What the task requires is an exact printout of the listing below, pictures excluded.

─── Stored data ───

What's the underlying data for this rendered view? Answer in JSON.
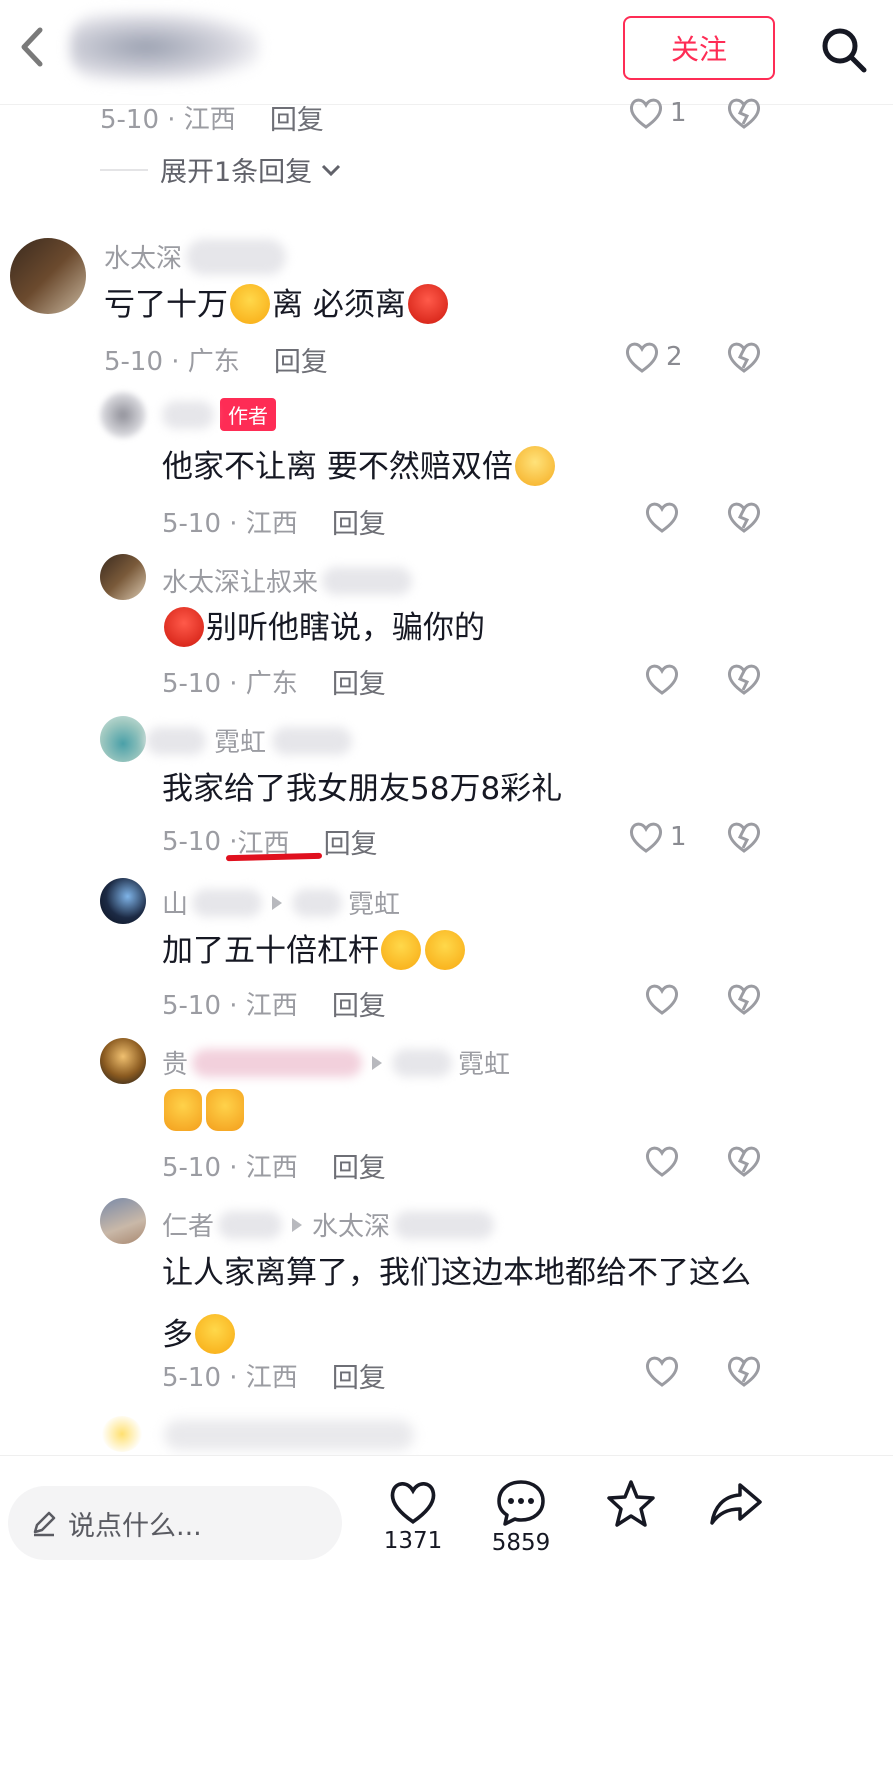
{
  "header": {
    "follow_label": "关注"
  },
  "top_meta": {
    "date_loc": "5-10 · 江西",
    "reply": "回复",
    "likes": "1"
  },
  "expand_label": "展开1条回复",
  "comments": [
    {
      "name": "水太深",
      "text_a": "亏了十万",
      "text_b": "离  必须离",
      "date_loc": "5-10 · 广东",
      "reply": "回复",
      "likes": "2"
    },
    {
      "badge": "作者",
      "text": "他家不让离 要不然赔双倍",
      "date_loc": "5-10 · 江西",
      "reply": "回复"
    },
    {
      "name": "水太深让叔来",
      "text": "别听他瞎说，骗你的",
      "date_loc": "5-10 · 广东",
      "reply": "回复"
    },
    {
      "name": "霓虹",
      "text": "我家给了我女朋友58万8彩礼",
      "date_loc_date": "5-10 · ",
      "date_loc_place": "江西",
      "reply": "回复",
      "likes": "1"
    },
    {
      "name_start": "山",
      "target": "霓虹",
      "text": "加了五十倍杠杆",
      "date_loc": "5-10 · 江西",
      "reply": "回复"
    },
    {
      "name_start": "贵",
      "target": "霓虹",
      "text": "",
      "date_loc": "5-10 · 江西",
      "reply": "回复"
    },
    {
      "name_start": "仁者",
      "target": "水太深",
      "text_line1": "让人家离算了，我们这边本地都给不了这么",
      "text_line2": "多",
      "date_loc": "5-10 · 江西",
      "reply": "回复"
    }
  ],
  "bottom": {
    "placeholder": "说点什么...",
    "likes_count": "1371",
    "comments_count": "5859"
  },
  "icons": [
    "back-arrow-icon",
    "search-icon",
    "heart-icon",
    "broken-heart-icon",
    "chevron-down-icon",
    "pen-icon",
    "comment-icon",
    "star-icon",
    "share-icon"
  ],
  "colors": {
    "accent": "#fe2c55",
    "annotation_underline": "#e0101e",
    "meta_text": "#9b9ca2"
  }
}
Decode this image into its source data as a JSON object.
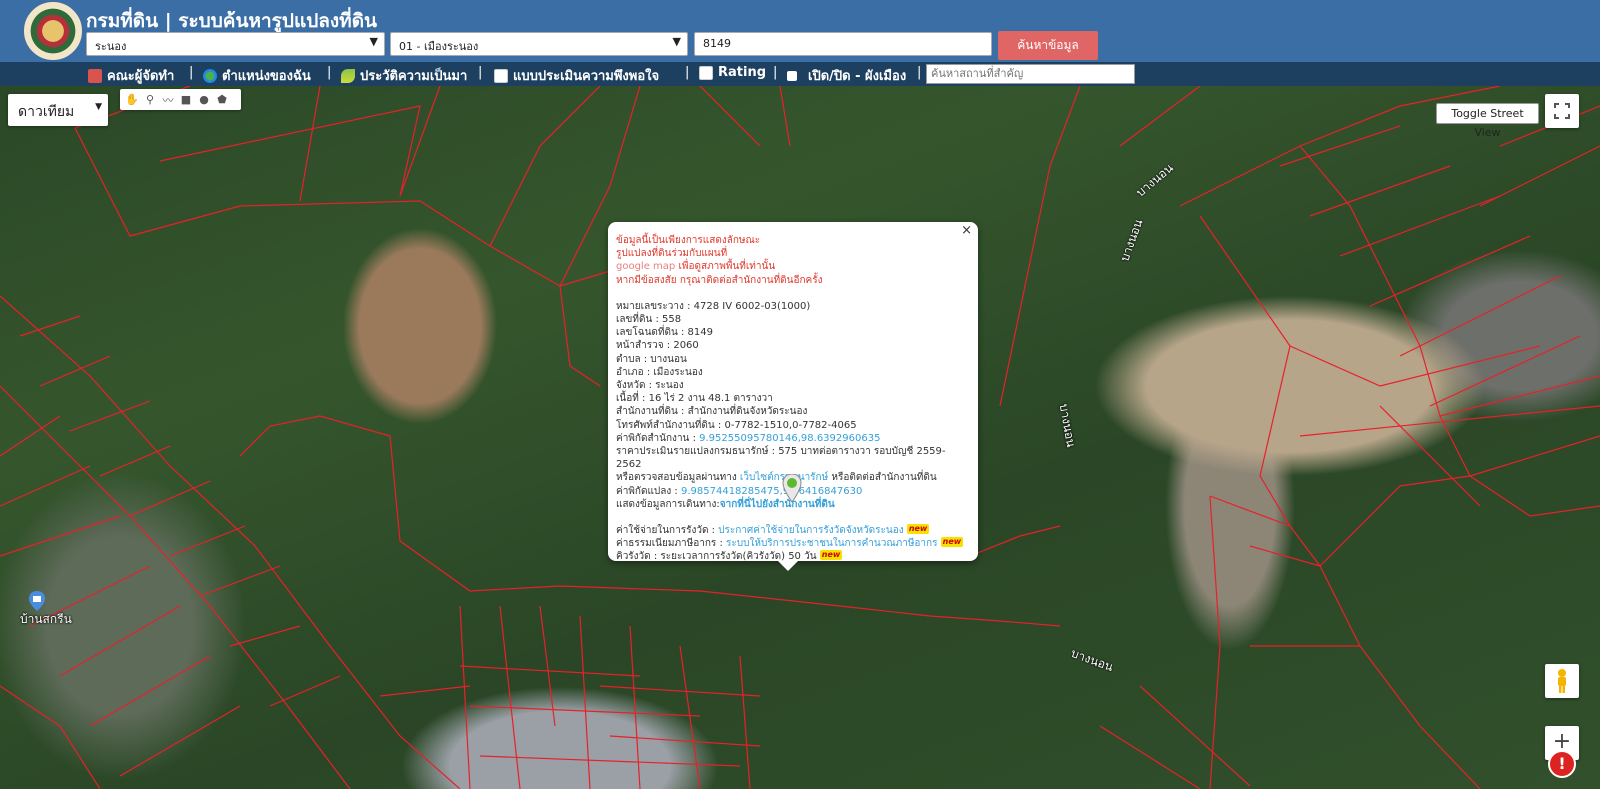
{
  "header": {
    "title": "กรมที่ดิน | ระบบค้นหารูปแปลงที่ดิน",
    "province_value": "ระนอง",
    "amphoe_value": "01 - เมืองระนอง",
    "deed_value": "8149",
    "search_label": "ค้นหาข้อมูล"
  },
  "nav": {
    "items": [
      {
        "label": "คณะผู้จัดทำ"
      },
      {
        "label": "ตำแหน่งของฉัน"
      },
      {
        "label": "ประวัติความเป็นมา"
      },
      {
        "label": "แบบประเมินความพึงพอใจ"
      },
      {
        "label": "Rating"
      },
      {
        "label": "เปิด/ปิด - ผังเมือง"
      }
    ],
    "place_placeholder": "ค้นหาสถานที่สำคัญ"
  },
  "map": {
    "type_label": "ดาวเทียม",
    "street_view_label": "Toggle Street View",
    "road_labels": [
      "บางนอน",
      "บางนอน",
      "บางนอน",
      "บางนอน"
    ],
    "poi_label": "บ้านสกรีน"
  },
  "info": {
    "notice": [
      "ข้อมูลนี้เป็นเพียงการแสดงลักษณะ",
      "รูปแปลงที่ดินร่วมกับแผนที่",
      "google map",
      "เพื่อดูสภาพพื้นที่เท่านั้น",
      "หากมีข้อสงสัย กรุณาติดต่อสำนักงานที่ดินอีกครั้ง"
    ],
    "map_sheet": "หมายเลขระวาง : 4728 IV 6002-03(1000)",
    "land_no": "เลขที่ดิน : 558",
    "deed_no": "เลขโฉนดที่ดิน : 8149",
    "survey_page": "หน้าสำรวจ : 2060",
    "tambon": "ตำบล : บางนอน",
    "amphoe": "อำเภอ : เมืองระนอง",
    "province": "จังหวัด : ระนอง",
    "area": "เนื้อที่ : 16 ไร่ 2 งาน 48.1 ตารางวา",
    "office": "สำนักงานที่ดิน : สำนักงานที่ดินจังหวัดระนอง",
    "office_phone": "โทรศัพท์สำนักงานที่ดิน : 0-7782-1510,0-7782-4065",
    "office_coord_label": "ค่าพิกัดสำนักงาน :",
    "office_coord": "9.95255095780146,98.6392960635",
    "price": "ราคาประเมินรายแปลงกรมธนารักษ์ : 575 บาทต่อตารางวา รอบบัญชี 2559-2562",
    "price_check_pre": "หรือตรวจสอบข้อมูลผ่านทาง",
    "price_check_link": "เว็บไซต์กรมธนารักษ์",
    "price_check_post": "หรือติดต่อสำนักงานที่ดิน",
    "parcel_coord_label": "ค่าพิกัดแปลง :",
    "parcel_coord": "9.98574418285475,98.6416847630",
    "route_label": "แสดงข้อมูลการเดินทาง:",
    "route_link": "จากที่นี่ไปยังสำนักงานที่ดิน",
    "fee_label": "ค่าใช้จ่ายในการรังวัด :",
    "fee_link": "ประกาศค่าใช้จ่ายในการรังวัดจังหวัดระนอง",
    "tax_label": "ค่าธรรมเนียมภาษีอากร :",
    "tax_link": "ระบบให้บริการประชาชนในการคำนวณภาษีอากร",
    "queue": "คิวรังวัด : ระยะเวลาการรังวัด(คิวรังวัด) 50 วัน",
    "new_tag": "new",
    "close": "×"
  },
  "colors": {
    "header": "#3a6ea5",
    "nav": "#1d3f60",
    "search_button": "#e06666",
    "parcel_line": "#e8202a",
    "warn_text": "#e0372b",
    "link": "#35a0d9"
  }
}
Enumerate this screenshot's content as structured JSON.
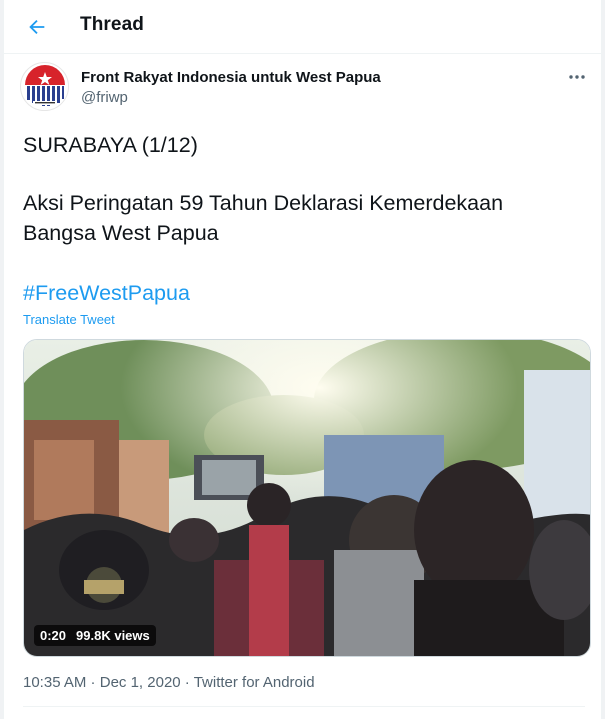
{
  "header": {
    "back_icon": "arrow-left-icon",
    "title": "Thread"
  },
  "author": {
    "name": "Front Rakyat Indonesia untuk West Papua",
    "handle": "@friwp",
    "more_icon": "more-horizontal-icon"
  },
  "tweet": {
    "line1": "SURABAYA (1/12)",
    "line2": "Aksi Peringatan 59 Tahun Deklarasi Kemerdekaan",
    "line3": "Bangsa West Papua",
    "hashtag": "#FreeWestPapua",
    "translate_label": "Translate Tweet"
  },
  "video": {
    "duration": "0:20",
    "views": "99.8K views"
  },
  "meta": {
    "time": "10:35 AM",
    "sep1": " · ",
    "date": "Dec 1, 2020",
    "sep2": " · ",
    "source": "Twitter for Android"
  },
  "colors": {
    "accent": "#1d9bf0",
    "secondary_text": "#536471"
  }
}
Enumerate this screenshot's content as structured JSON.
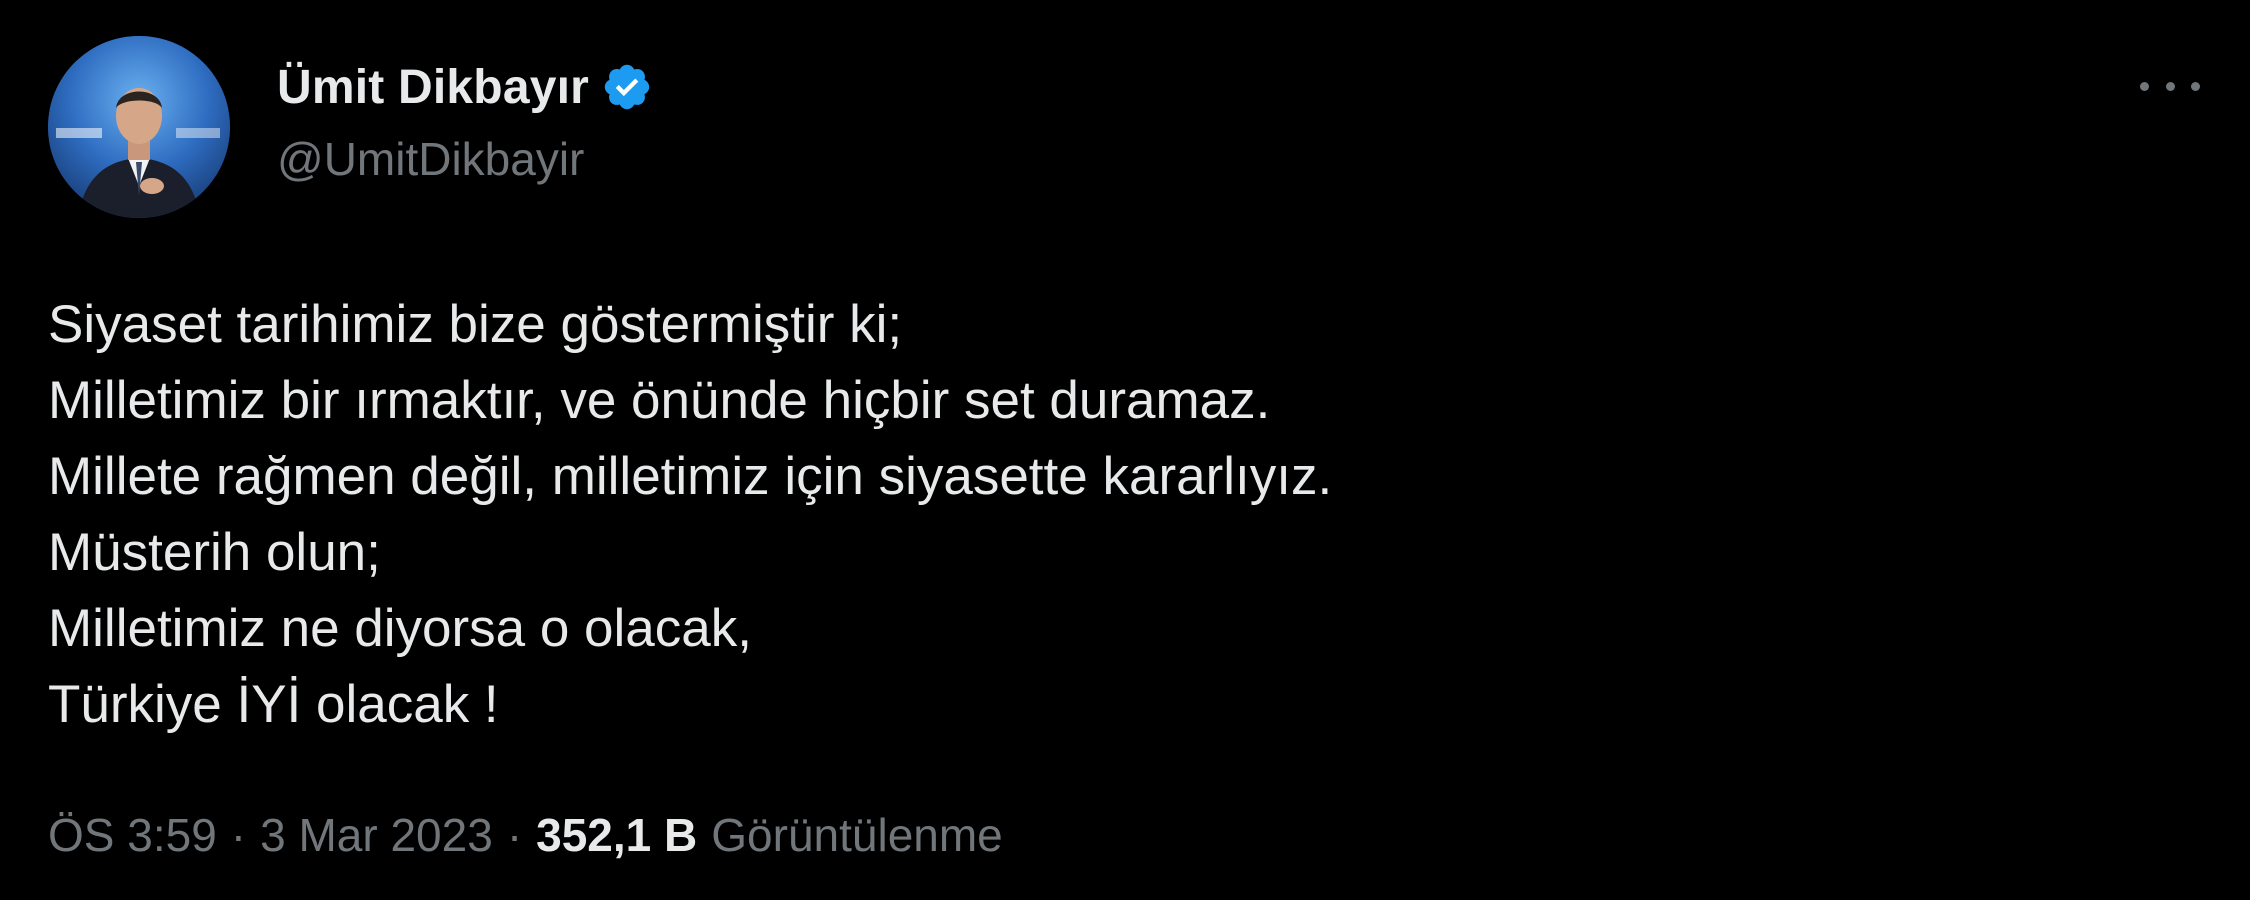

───

Result for this exercise ::
What's the underlying data for this rendered view? Answer in JSON.
{
  "header": {
    "follow_label": "关注"
  },
  "top_meta": {
    "date_loc": "5-10 · 江西",
    "reply": "回复",
    "likes": "1"
  },
  "expand_label": "展开1条回复",
  "comments": [
    {
      "name": "水太深",
      "text_a": "亏了十万",
      "text_b": "离  必须离",
      "date_loc": "5-10 · 广东",
      "reply": "回复",
      "likes": "2"
    },
    {
      "badge": "作者",
      "text": "他家不让离 要不然赔双倍",
      "date_loc": "5-10 · 江西",
      "reply": "回复"
    },
    {
      "name": "水太深让叔来",
      "text": "别听他瞎说，骗你的",
      "date_loc": "5-10 · 广东",
      "reply": "回复"
    },
    {
      "name": "霓虹",
      "text": "我家给了我女朋友58万8彩礼",
      "date_loc_date": "5-10 · ",
      "date_loc_place": "江西",
      "reply": "回复",
      "likes": "1"
    },
    {
      "name_start": "山",
      "target": "霓虹",
      "text": "加了五十倍杠杆",
      "date_loc": "5-10 · 江西",
      "reply": "回复"
    },
    {
      "name_start": "贵",
      "target": "霓虹",
      "text": "",
      "date_loc": "5-10 · 江西",
      "reply": "回复"
    },
    {
      "name_start": "仁者",
      "target": "水太深",
      "text_line1": "让人家离算了，我们这边本地都给不了这么",
      "text_line2": "多",
      "date_loc": "5-10 · 江西",
      "reply": "回复"
    }
  ],
  "bottom": {
    "placeholder": "说点什么...",
    "likes_count": "1371",
    "comments_count": "5859"
  },
  "icons": [
    "back-arrow-icon",
    "search-icon",
    "heart-icon",
    "broken-heart-icon",
    "chevron-down-icon",
    "pen-icon",
    "comment-icon",
    "star-icon",
    "share-icon"
  ],
  "colors": {
    "accent": "#fe2c55",
    "annotation_underline": "#e0101e",
    "meta_text": "#9b9ca2"
  }
}
Decode this image into its source data as a JSON object.
{
  "header": {
    "title": "กรมที่ดิน | ระบบค้นหารูปแปลงที่ดิน",
    "province_value": "ระนอง",
    "amphoe_value": "01 - เมืองระนอง",
    "deed_value": "8149",
    "search_label": "ค้นหาข้อมูล"
  },
  "nav": {
    "items": [
      {
        "label": "คณะผู้จัดทำ"
      },
      {
        "label": "ตำแหน่งของฉัน"
      },
      {
        "label": "ประวัติความเป็นมา"
      },
      {
        "label": "แบบประเมินความพึงพอใจ"
      },
      {
        "label": "Rating"
      },
      {
        "label": "เปิด/ปิด - ผังเมือง"
      }
    ],
    "place_placeholder": "ค้นหาสถานที่สำคัญ"
  },
  "map": {
    "type_label": "ดาวเทียม",
    "street_view_label": "Toggle Street View",
    "road_labels": [
      "บางนอน",
      "บางนอน",
      "บางนอน",
      "บางนอน"
    ],
    "poi_label": "บ้านสกรีน"
  },
  "info": {
    "notice": [
      "ข้อมูลนี้เป็นเพียงการแสดงลักษณะ",
      "รูปแปลงที่ดินร่วมกับแผนที่",
      "google map",
      "เพื่อดูสภาพพื้นที่เท่านั้น",
      "หากมีข้อสงสัย กรุณาติดต่อสำนักงานที่ดินอีกครั้ง"
    ],
    "map_sheet": "หมายเลขระวาง : 4728 IV 6002-03(1000)",
    "land_no": "เลขที่ดิน : 558",
    "deed_no": "เลขโฉนดที่ดิน : 8149",
    "survey_page": "หน้าสำรวจ : 2060",
    "tambon": "ตำบล : บางนอน",
    "amphoe": "อำเภอ : เมืองระนอง",
    "province": "จังหวัด : ระนอง",
    "area": "เนื้อที่ : 16 ไร่ 2 งาน 48.1 ตารางวา",
    "office": "สำนักงานที่ดิน : สำนักงานที่ดินจังหวัดระนอง",
    "office_phone": "โทรศัพท์สำนักงานที่ดิน : 0-7782-1510,0-7782-4065",
    "office_coord_label": "ค่าพิกัดสำนักงาน :",
    "office_coord": "9.95255095780146,98.6392960635",
    "price": "ราคาประเมินรายแปลงกรมธนารักษ์ : 575 บาทต่อตารางวา รอบบัญชี 2559-2562",
    "price_check_pre": "หรือตรวจสอบข้อมูลผ่านทาง",
    "price_check_link": "เว็บไซต์กรมธนารักษ์",
    "price_check_post": "หรือติดต่อสำนักงานที่ดิน",
    "parcel_coord_label": "ค่าพิกัดแปลง :",
    "parcel_coord": "9.98574418285475,98.6416847630",
    "route_label": "แสดงข้อมูลการเดินทาง:",
    "route_link": "จากที่นี่ไปยังสำนักงานที่ดิน",
    "fee_label": "ค่าใช้จ่ายในการรังวัด :",
    "fee_link": "ประกาศค่าใช้จ่ายในการรังวัดจังหวัดระนอง",
    "tax_label": "ค่าธรรมเนียมภาษีอากร :",
    "tax_link": "ระบบให้บริการประชาชนในการคำนวณภาษีอากร",
    "queue": "คิวรังวัด : ระยะเวลาการรังวัด(คิวรังวัด) 50 วัน",
    "new_tag": "new",
    "close": "×"
  },
  "colors": {
    "header": "#3a6ea5",
    "nav": "#1d3f60",
    "search_button": "#e06666",
    "parcel_line": "#e8202a",
    "warn_text": "#e0372b",
    "link": "#35a0d9"
  }
}
Enumerate this screenshot's content as structured JSON.
{
  "header": {
    "back_icon": "arrow-left-icon",
    "title": "Thread"
  },
  "author": {
    "name": "Front Rakyat Indonesia untuk West Papua",
    "handle": "@friwp",
    "more_icon": "more-horizontal-icon"
  },
  "tweet": {
    "line1": "SURABAYA (1/12)",
    "line2": "Aksi Peringatan 59 Tahun Deklarasi Kemerdekaan",
    "line3": "Bangsa West Papua",
    "hashtag": "#FreeWestPapua",
    "translate_label": "Translate Tweet"
  },
  "video": {
    "duration": "0:20",
    "views": "99.8K views"
  },
  "meta": {
    "time": "10:35 AM",
    "sep1": " · ",
    "date": "Dec 1, 2020",
    "sep2": " · ",
    "source": "Twitter for Android"
  },
  "colors": {
    "accent": "#1d9bf0",
    "secondary_text": "#536471"
  }
}
Enumerate this screenshot's content as structured JSON.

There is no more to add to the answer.